With every line kept intact, print the entries that appear below.

SOURCE DATA –
★ ★ ★ ★

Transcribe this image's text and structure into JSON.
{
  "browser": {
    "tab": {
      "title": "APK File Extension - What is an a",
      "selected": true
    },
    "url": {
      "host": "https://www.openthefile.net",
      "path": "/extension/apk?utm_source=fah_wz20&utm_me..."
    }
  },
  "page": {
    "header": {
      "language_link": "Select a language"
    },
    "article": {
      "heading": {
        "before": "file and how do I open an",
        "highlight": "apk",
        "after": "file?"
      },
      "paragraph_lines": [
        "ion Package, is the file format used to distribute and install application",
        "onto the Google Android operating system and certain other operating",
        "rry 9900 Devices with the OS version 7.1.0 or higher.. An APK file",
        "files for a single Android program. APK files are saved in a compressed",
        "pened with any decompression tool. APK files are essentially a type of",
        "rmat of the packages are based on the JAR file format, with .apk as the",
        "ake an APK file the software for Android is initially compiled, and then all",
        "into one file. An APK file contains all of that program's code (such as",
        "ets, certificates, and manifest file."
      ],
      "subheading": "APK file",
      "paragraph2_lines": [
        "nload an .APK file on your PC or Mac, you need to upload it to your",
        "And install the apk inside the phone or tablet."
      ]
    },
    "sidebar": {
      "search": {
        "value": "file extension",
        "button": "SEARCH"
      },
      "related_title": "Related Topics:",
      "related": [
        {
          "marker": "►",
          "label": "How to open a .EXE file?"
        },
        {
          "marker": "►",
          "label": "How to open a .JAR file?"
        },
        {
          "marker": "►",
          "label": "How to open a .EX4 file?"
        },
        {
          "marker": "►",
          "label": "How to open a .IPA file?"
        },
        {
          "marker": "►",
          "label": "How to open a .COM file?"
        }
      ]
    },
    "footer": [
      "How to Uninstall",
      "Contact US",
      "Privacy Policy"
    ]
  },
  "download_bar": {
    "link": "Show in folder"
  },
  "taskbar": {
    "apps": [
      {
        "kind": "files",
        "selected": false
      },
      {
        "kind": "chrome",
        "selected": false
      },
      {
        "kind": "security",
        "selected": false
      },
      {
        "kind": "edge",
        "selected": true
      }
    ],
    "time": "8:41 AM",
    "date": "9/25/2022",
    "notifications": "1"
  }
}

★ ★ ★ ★

COMPLETED EXERCISE –
Transcribe this image's text and structure into JSON.
{
  "browser": {
    "tab": {
      "title": "APK File Extension - What is an a",
      "selected": true
    },
    "url": {
      "host": "https://www.openthefile.net",
      "path": "/extension/apk?utm_source=fah_wz20&utm_me..."
    }
  },
  "page": {
    "header": {
      "language_link": "Select a language"
    },
    "article": {
      "heading": {
        "before": "file and how do I open an",
        "highlight": "apk",
        "after": "file?"
      },
      "paragraph_lines": [
        "ion Package, is the file format used to distribute and install application",
        "onto the Google Android operating system and certain other operating",
        "rry 9900 Devices with the OS version 7.1.0 or higher.. An APK file",
        "files for a single Android program. APK files are saved in a compressed",
        "pened with any decompression tool. APK files are essentially a type of",
        "rmat of the packages are based on the JAR file format, with .apk as the",
        "ake an APK file the software for Android is initially compiled, and then all",
        "into one file. An APK file contains all of that program's code (such as",
        "ets, certificates, and manifest file."
      ],
      "subheading": "APK file",
      "paragraph2_lines": [
        "nload an .APK file on your PC or Mac, you need to upload it to your",
        "And install the apk inside the phone or tablet."
      ]
    },
    "sidebar": {
      "search": {
        "value": "file extension",
        "button": "SEARCH"
      },
      "related_title": "Related Topics:",
      "related": [
        {
          "marker": "►",
          "label": "How to open a .EXE file?"
        },
        {
          "marker": "►",
          "label": "How to open a .JAR file?"
        },
        {
          "marker": "►",
          "label": "How to open a .EX4 file?"
        },
        {
          "marker": "►",
          "label": "How to open a .IPA file?"
        },
        {
          "marker": "►",
          "label": "How to open a .COM file?"
        }
      ]
    },
    "footer": [
      "How to Uninstall",
      "Contact US",
      "Privacy Policy"
    ]
  },
  "download_bar": {
    "link": "Show in folder"
  },
  "taskbar": {
    "apps": [
      {
        "kind": "files",
        "selected": false
      },
      {
        "kind": "chrome",
        "selected": false
      },
      {
        "kind": "security",
        "selected": false
      },
      {
        "kind": "edge",
        "selected": true
      }
    ],
    "time": "8:41 AM",
    "date": "9/25/2022",
    "notifications": "1"
  }
}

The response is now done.